WRVU gets exclusive opportunity to cover press for Lizzy McAlpine’s show at Basement East on September 26, 2022.
Enraptured, engaged, enamored: three words that describe the reactions Lizzy McAlpine’s performance of five seconds flat elicited from her Nashville audience. Alongside the impassioned crowd, I witnessed emotions erupt from Lizzy’s fans in waves, as each of her evocative lyrics met the ears of her eager listeners.
With a unique view of the concert, a level above most of the crowd, I watched as fans belted Lizzy’s lyrics like they had written the songs themselves. This element is a staple of Lizzy’s second album; five seconds flat embodies the Philadelphian-born artist’s musical metamorphosis from a lighter folk feel to a darker alternative, even jazzy, melodic climax. Early in the concert, Lizzy acknowledged that this was her first time touring, and it came as a shock that the lyrics she had penned in her bedroom were resonating with her audience. However, finding a relatable moment within Lizzy’s lyrics seems to be a universal experience for her fans (as evidenced by the tears shed and lyrics yelled during the concert.) Heartbreak is the main theme of both of Lizzy’s albums, but five seconds flat features a shift to the bitter side of heartache, a component we got to see in the first song performed by the artist–“an ego thing.”
Lizzy’s musical vibe is undoubtedly chill, so it was surprising to see her audience so eager for her entrance onto the stage. Upon her arrival, the audience erupted in explosive cheers. By this time, their vocal cords had already been warmed up, since every time a member of the crew walked onstage to adjust an element of Lizzy’s setup, they cheered. Anxious energy shifted into euphoria as Lizzy uttered “guns drawn, slow down,” the first lyrics in “an ego thing.” The song, which uses a gun metaphor to describe the raw emotions associated with a fundamental disagreement with an ex-lover, set the stage for the angry, heartbroken tone of the setlist.
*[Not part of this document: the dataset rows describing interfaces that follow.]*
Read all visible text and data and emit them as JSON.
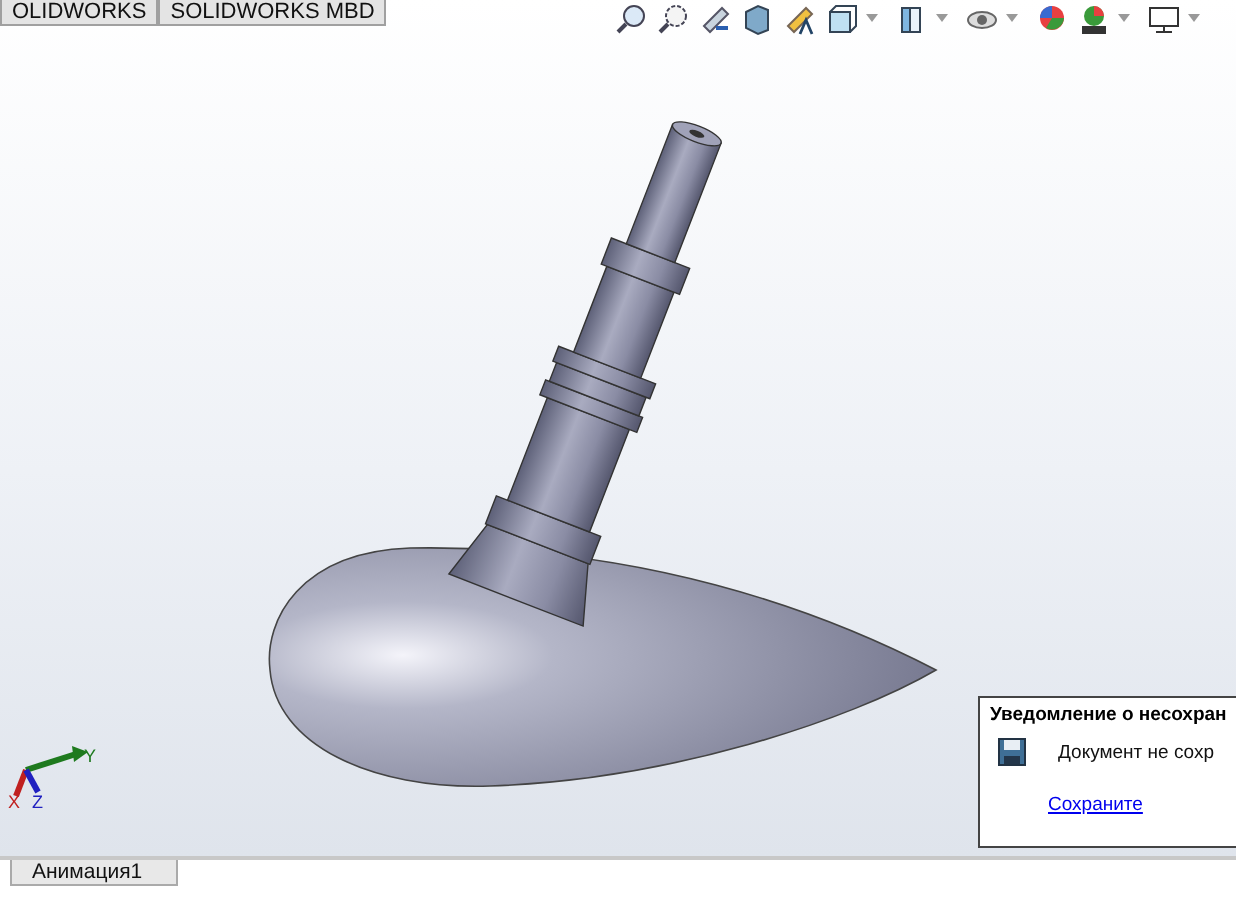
{
  "tabs": [
    {
      "label": "OLIDWORKS",
      "selected": false
    },
    {
      "label": "SOLIDWORKS MBD",
      "selected": false
    }
  ],
  "triad": {
    "x": "X",
    "y": "Y",
    "z": "Z"
  },
  "notification": {
    "title": "Уведомление о несохран",
    "message": "Документ не сохр",
    "link": "Сохраните"
  },
  "bottom_tabs": [
    {
      "label": "Анимация1",
      "selected": true
    }
  ]
}
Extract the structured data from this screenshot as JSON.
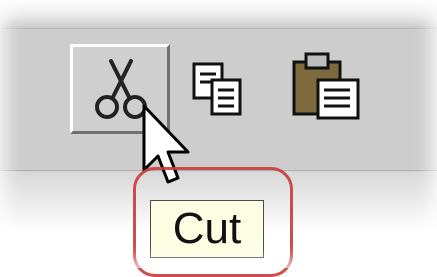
{
  "tooltip": {
    "text": "Cut"
  },
  "toolbar": {
    "buttons": [
      {
        "icon": "scissors-icon",
        "name": "cut",
        "state": "pressed"
      },
      {
        "icon": "copy-icon",
        "name": "copy",
        "state": "normal"
      },
      {
        "icon": "paste-icon",
        "name": "paste",
        "state": "normal"
      }
    ]
  },
  "colors": {
    "toolbar_bg": "#cdcdcd",
    "tooltip_bg": "#fdfde3",
    "highlight": "#c93a3a"
  }
}
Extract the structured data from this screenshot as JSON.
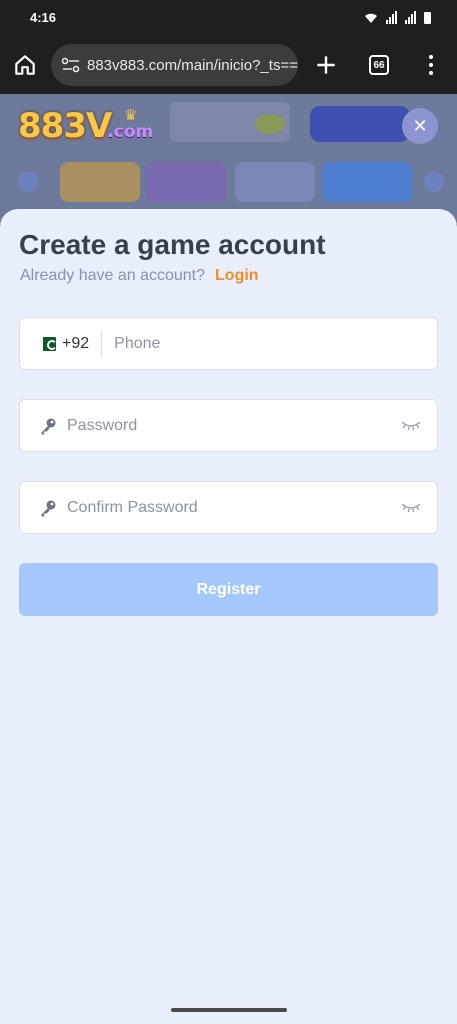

Heartbreak lingered, oozing between the lines of each of Lizzy’s songs, but rather than following a uniform trajectory, Lizzy allowed us to see various aspects of the relatable emotion. In “all my ghosts,” we were compelled by the Slurpee-laden imagery of a fond memory of her lover, chanting along to the popular track. “firearm” ripped away the fond memories, injecting us directly into the raw, painstaking image of the first stage of mourning after a breakup. Fresh off lamenting Lizzy’s loss, we were transported back to the sentimental; in “ceilings” we recalled the moments of jubilant anxiety felt in those novel early relationship stages.
I had heard rumors of an unreleased song prior to the concert, but, in truth, none of us were prepared for “Emma,” a touching lyrical tribute to her sister. Prior to beginning the song, she asked the audience if they had any siblings, and even further, if that sibling was with them today. A surprising amount of cheers echoed for the latter. As “Emma” concluded, I noticed those who had yelled the loudest for Lizzy’s inquisitions were also the most teary-eyed. The small yet intimate venue for the concert seemed to enhance the effects of the song. Strangers held each other as the song concluded, chuckling at the presence of the tears staining their faces.
Lizzy’s guitarist had an influential stage presence as well, and in perhaps the most awe-striking moments of the concert, they performed a solo to accompany Lizzy’s “Angelina” that left us all slightly dazed.
“erase me” was undoubtedly the most high-energy portion of the concert. Perhaps the progression from sentiment to anguish back to sentiment allowed for the climax of this concert to be so invigorating, or maybe the audience was craving an angry emotional release. Whatever the reason, “erase me” left no one in the audience on their feet. The most fervently yelled lyrics seemed to be “I’ve said too much, in and out of wanting us” and “I wonder who will erase me.” The combined power of these phrases allowed the audience to relate to Lizzy’s regret, and subsequently, ponder their own respite amidst the tear-jerking turmoil of love lost.
When our energy had hit its peak, Lizzy teased us all, running off the stage and claiming “erase me” would be her last song of the night. The crowd simply refused to accept this, chanting ardently for one more song. She ran back onstage, answering the calls of her devoted fans, and performed not one, but two more songs. The first of these closers was “Pancakes for Dinner,” a throwback from her first album, give me a minute. The energy shifted to match the indie-folk aura reminiscent of the album, and once again, the lyrics were bellowed, but this time, with a slower, intentional manner as the end of the concert loomed over our heads.
The last song, “orange show speedway,” was a culmination of each aspect of five seconds flat, – reminiscent, wistful, and slightly sorrowful. Most importantly, however, it left us with a somber semblance of hope. And as Lizzy exited stage-left, we clung to that.
(The answer to the titular question remains a mystery).